Conversion Therapy--What is it? Counseling and Spiritual Care, is it Harmful or Ineffective?
Conversion Therapy, What is it?
It is commonly stated that so-called 'conversion therapy' is harmful or ineffective. What is not stated is that 'conversion therapy' is an intentional LGBT propaganda strategy to equate horrific versions of 1950's hospital-based psychiatry, and somehow affiliate such things with healthy--and ordinary--talk therapy, pastoral care, and ministry support. Don't believe me? Check out any news story on 'conversion therapy' and you will see reference to these things.
Propaganda relies on people not examining the truth behind what people are claiming. One propaganda technique routinely used is emotional appeal. Aggressive gay activists claim to need protection from tortuous abuse and use such false claims to promote legislative bans--not on torturous forms of abuse--but on healthy talk therapy and ministry care for those whose goals are to align their sexual desires or practices with their own faith, personal values or ethics.
These activists claim to speak for everyone, though they themselves are not seeking to leave homosexuality. Emotional appeal is used to ask for protection, with an unstated goal of removing all forms of support for a different group of individuals.
If they do claim that they sought 'conversion therapy' and were harmed by it, they fail to reveal details that can be verified or investigated. Some major media outlets seem to cooperate with the strategy by not asking for key details (who, what, when, how long, why, etc).
Instead, counselors and others who help people honestly seeking help with unwanted LGBT desires should be the ones who are protected. To read more about the propagandist strategy, read our FAQ page.
Is Talk Therapy or Spiritual Care Harmful?
In this category, we include licensed counselors, social workers, and other related professionals and groups such as pastoral counselors and ministry support opportunities.
Claims of harm can easily be refuted when it comes to professionally, licensed therapists in this field and as it relates to ministries. Here is one link to studies and information that refute the claim that these efforts are harmful.
One of the most robust studies ever done about the question of change and harm was published by Stanton Jones and Mark Yarhouse.* It focused primarily on religiously mediated change in groups such as Restored Hope Network and measured the effectiveness of that support.

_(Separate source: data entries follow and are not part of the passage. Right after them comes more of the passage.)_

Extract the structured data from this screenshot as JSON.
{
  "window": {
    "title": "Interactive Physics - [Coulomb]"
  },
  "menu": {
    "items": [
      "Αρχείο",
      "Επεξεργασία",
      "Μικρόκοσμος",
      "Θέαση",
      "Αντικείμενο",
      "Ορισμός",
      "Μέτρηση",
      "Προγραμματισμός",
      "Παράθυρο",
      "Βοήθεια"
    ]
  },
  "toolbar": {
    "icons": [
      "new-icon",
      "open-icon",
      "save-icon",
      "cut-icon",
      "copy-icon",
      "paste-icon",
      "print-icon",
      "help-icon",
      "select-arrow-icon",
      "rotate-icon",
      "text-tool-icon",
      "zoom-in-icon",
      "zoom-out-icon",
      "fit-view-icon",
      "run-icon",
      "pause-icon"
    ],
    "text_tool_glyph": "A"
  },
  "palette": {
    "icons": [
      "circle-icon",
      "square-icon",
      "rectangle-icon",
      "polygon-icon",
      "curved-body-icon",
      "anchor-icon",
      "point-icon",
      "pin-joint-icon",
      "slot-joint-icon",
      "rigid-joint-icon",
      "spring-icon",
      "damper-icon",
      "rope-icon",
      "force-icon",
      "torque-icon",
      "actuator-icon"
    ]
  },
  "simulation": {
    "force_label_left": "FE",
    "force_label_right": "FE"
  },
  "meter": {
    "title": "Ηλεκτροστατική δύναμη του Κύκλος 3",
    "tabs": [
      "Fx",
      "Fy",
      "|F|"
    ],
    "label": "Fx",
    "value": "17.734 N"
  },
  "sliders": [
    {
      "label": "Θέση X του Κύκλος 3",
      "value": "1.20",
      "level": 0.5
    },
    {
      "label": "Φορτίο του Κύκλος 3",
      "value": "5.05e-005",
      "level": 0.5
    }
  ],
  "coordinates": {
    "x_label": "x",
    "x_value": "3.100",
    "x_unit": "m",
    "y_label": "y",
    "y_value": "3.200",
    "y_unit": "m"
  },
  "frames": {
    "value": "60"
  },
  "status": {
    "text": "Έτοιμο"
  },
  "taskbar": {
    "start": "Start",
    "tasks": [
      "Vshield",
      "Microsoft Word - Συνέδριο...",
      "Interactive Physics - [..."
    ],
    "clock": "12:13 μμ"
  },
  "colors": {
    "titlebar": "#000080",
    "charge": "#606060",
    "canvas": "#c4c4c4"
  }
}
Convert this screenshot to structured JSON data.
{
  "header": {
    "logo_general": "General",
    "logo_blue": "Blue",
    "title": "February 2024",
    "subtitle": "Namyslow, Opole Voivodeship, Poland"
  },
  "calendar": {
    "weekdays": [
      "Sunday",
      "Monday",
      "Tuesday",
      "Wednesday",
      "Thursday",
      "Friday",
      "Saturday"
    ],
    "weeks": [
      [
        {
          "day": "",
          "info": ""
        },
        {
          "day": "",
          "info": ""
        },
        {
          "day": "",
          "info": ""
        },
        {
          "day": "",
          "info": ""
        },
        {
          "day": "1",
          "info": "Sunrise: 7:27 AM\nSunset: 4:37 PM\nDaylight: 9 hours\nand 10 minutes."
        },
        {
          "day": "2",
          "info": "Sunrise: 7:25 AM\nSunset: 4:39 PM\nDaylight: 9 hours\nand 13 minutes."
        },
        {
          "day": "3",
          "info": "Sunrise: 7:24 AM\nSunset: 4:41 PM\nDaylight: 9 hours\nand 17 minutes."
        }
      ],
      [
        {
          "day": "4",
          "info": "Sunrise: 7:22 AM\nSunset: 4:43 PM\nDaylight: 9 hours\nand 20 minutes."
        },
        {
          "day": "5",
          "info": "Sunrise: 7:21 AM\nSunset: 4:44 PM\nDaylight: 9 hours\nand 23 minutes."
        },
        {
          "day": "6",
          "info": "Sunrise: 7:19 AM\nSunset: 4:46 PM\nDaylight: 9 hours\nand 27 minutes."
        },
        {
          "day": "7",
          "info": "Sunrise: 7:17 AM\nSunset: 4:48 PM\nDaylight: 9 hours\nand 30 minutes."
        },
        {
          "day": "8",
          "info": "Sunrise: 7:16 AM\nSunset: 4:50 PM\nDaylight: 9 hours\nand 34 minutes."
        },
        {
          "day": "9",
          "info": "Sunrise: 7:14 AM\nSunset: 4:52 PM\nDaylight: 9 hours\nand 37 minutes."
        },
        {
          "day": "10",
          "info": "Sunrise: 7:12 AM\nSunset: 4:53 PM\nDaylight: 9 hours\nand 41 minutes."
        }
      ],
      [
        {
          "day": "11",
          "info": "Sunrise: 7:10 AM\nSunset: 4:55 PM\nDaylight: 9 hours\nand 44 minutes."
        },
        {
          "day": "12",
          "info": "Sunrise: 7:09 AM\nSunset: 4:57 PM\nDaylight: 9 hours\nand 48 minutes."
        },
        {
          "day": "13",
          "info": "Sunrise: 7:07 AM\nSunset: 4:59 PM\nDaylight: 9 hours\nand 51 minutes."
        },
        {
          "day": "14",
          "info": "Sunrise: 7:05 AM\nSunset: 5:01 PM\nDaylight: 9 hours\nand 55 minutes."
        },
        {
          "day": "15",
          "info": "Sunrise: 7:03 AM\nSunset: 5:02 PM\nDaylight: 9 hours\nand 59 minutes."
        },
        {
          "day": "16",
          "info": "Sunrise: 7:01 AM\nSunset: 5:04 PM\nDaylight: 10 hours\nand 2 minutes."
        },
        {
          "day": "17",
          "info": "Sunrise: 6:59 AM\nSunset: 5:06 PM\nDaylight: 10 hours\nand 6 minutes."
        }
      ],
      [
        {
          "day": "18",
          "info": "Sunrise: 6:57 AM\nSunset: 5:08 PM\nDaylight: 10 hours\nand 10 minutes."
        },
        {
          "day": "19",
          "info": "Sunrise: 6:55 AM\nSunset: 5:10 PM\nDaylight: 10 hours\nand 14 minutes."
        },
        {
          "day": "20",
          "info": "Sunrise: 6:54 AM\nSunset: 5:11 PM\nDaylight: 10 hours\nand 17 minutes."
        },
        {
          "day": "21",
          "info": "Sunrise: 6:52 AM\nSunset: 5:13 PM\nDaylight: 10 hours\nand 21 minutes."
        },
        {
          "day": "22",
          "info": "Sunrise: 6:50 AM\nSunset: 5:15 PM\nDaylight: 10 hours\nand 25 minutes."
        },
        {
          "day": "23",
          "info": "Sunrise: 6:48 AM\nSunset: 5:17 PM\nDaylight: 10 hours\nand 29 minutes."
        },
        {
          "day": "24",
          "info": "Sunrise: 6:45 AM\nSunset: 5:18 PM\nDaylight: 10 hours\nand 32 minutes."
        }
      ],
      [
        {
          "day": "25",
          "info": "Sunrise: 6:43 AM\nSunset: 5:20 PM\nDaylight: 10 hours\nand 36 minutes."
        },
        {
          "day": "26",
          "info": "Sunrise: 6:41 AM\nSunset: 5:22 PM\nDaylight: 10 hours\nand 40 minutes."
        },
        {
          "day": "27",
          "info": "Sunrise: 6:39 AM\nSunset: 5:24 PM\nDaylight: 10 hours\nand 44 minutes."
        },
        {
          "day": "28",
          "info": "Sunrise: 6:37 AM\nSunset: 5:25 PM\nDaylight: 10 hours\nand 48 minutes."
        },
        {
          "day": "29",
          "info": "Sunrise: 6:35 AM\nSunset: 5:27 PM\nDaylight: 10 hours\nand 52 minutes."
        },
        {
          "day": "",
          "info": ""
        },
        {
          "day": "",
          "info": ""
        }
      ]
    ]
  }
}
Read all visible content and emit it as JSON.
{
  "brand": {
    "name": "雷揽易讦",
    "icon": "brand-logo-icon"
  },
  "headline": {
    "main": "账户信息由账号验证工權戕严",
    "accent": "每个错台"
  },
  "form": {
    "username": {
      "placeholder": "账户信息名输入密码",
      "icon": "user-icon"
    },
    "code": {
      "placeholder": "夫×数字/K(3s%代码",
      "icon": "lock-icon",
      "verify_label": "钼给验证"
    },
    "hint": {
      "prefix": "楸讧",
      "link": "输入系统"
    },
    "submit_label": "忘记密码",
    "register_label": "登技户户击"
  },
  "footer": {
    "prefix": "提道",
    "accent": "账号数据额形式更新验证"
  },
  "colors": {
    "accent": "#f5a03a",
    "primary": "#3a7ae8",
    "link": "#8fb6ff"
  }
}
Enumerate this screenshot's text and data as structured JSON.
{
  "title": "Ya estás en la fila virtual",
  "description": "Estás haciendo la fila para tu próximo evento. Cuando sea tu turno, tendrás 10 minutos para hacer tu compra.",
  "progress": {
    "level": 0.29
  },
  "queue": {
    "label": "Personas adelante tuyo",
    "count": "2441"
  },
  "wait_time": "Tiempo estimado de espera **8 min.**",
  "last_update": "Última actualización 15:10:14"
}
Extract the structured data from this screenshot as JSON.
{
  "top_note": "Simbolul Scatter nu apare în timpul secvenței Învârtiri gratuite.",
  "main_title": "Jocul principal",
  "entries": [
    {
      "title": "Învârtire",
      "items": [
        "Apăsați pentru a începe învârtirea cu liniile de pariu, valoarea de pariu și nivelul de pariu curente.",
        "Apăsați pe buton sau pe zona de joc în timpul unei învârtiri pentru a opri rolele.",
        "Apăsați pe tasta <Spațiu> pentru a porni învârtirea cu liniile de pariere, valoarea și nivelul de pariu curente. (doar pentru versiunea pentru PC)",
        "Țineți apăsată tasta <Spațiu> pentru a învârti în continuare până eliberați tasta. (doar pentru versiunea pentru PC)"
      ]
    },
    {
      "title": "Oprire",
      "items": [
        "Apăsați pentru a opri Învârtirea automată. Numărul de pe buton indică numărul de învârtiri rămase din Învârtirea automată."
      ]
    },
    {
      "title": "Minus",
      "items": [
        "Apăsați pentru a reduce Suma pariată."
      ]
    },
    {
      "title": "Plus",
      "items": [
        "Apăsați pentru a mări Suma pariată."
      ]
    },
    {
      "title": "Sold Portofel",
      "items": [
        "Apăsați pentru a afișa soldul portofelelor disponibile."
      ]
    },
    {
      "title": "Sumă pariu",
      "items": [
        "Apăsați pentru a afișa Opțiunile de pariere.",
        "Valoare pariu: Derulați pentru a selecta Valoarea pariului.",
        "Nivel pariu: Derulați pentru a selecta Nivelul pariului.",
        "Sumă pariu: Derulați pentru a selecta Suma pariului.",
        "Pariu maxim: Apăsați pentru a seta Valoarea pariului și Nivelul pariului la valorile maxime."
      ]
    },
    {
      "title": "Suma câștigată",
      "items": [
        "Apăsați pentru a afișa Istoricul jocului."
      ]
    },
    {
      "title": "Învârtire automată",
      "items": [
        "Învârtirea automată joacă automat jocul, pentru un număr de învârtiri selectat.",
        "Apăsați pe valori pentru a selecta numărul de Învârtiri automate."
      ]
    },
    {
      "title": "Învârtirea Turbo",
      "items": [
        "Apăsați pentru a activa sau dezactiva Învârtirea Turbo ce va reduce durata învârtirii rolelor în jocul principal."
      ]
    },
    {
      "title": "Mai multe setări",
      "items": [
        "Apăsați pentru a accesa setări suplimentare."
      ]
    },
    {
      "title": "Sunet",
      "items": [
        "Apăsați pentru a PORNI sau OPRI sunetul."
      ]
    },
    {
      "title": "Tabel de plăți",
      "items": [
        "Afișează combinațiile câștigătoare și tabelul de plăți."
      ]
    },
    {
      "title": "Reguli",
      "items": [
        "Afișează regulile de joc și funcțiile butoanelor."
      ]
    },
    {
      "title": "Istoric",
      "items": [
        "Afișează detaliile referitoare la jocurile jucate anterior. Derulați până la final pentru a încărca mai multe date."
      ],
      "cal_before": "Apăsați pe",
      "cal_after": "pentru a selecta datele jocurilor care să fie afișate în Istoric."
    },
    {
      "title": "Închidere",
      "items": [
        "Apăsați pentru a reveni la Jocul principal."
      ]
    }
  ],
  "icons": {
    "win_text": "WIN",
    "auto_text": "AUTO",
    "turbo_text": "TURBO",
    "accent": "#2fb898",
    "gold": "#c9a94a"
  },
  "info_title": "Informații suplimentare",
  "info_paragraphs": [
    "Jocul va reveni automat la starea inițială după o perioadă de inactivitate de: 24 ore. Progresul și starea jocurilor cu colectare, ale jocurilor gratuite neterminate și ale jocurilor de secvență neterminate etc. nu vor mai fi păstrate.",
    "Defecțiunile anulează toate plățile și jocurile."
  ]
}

The 6-year longitudinal study concluded, "The findings of this study would appear to contradict the commonly expressed view of the mental health establishment that sexual orientation is not changeable and that the attempt to change is highly likely to produce harm for those who make such an attempt." (p.11) And, in fact, this study indicated, "improved psychological status" as a result of being involved in these Christian ministries, even for those who remained gay identified.
The researchers then examined another angle, "If the attempt at the change process was going to be harmful, this harm should show up among those continuing to pursue change over a period of six years or more years." What then was the outcome of their research?
"Contrary to these expectations, we found no evidence of movement toward increased distress on average as a result of Exodus involvement. Table 4 shows that the GSI scores moved toward less distress T1 to T6, attaining significance and a moderate to small effect size." (emphasis added)
Not only did they not find harm, they found a reduction of psychological distress from involvement with such Christian ministries, a number of which are founding members of Restored Hope Network.
Is Christian Ministry Ineffective?
The same study by Jones and Yarhouse quantified sexual orientation outcomes,
"Looking at the Kinsey scores in Table 1, for the whole population we see that the T1 to T6 comparisons for both Kinsey variables were significant and of moderate effect size indicating average movement away from homosexual orientation. For the Phase 1 or rigorously prospective subpopulation, these comparisons did not attain significance. For the Truly Gay subpopulation, the T1 to T6 comparisons were significant and of moderate effect size indicating average movement away from homosexual orientation."
They found that even those who identified as "truly gay" and yet attended ministries for help, even they had a moderate average movement away from homosexual orientation.
"These effect sizes assume considerably more significance in light of the fact that we are reporting change on a dimension of human functioning that is supposed to be immutable."
In non-scientific, yet professional research, First Stone conducted research surveying 25 years of clients and published their entire findings in their Effectiveness Survey. They found that 136 individuals out of 140 who said they were sexually addicted had at least some progress out of homosexuality and sexual addiction to freedom from sexual addiction. That is 97% of those with self identified addiction who attended First Stone Ministries. Four individuals out of 140 did not experience any change*. (* Percentages run using base data from respondents and not including those who chose N/A or did not answer the question).
To restate the findings of Jones and Yarhouse above,
"The findings of this study would appear to contradict the commonly expressed view of the mental health establishment that sexual orientation is not changeable and that the attempt to change is highly likely to produce harm for those who make such an attempt." (p.11) And, in fact, this study indicated, "improved psychological status" as a result of being involved in these Christian ministries, even for those who remained gay identified.
*In the years since this research, Dr. Mark Yarhouse has taken the direction of sponsoring and supporting the concept of celibate, gay identified Christians. In this matter, we differ significantly from Dr. Yarhouse and have a position paper on the matter, which you can read here.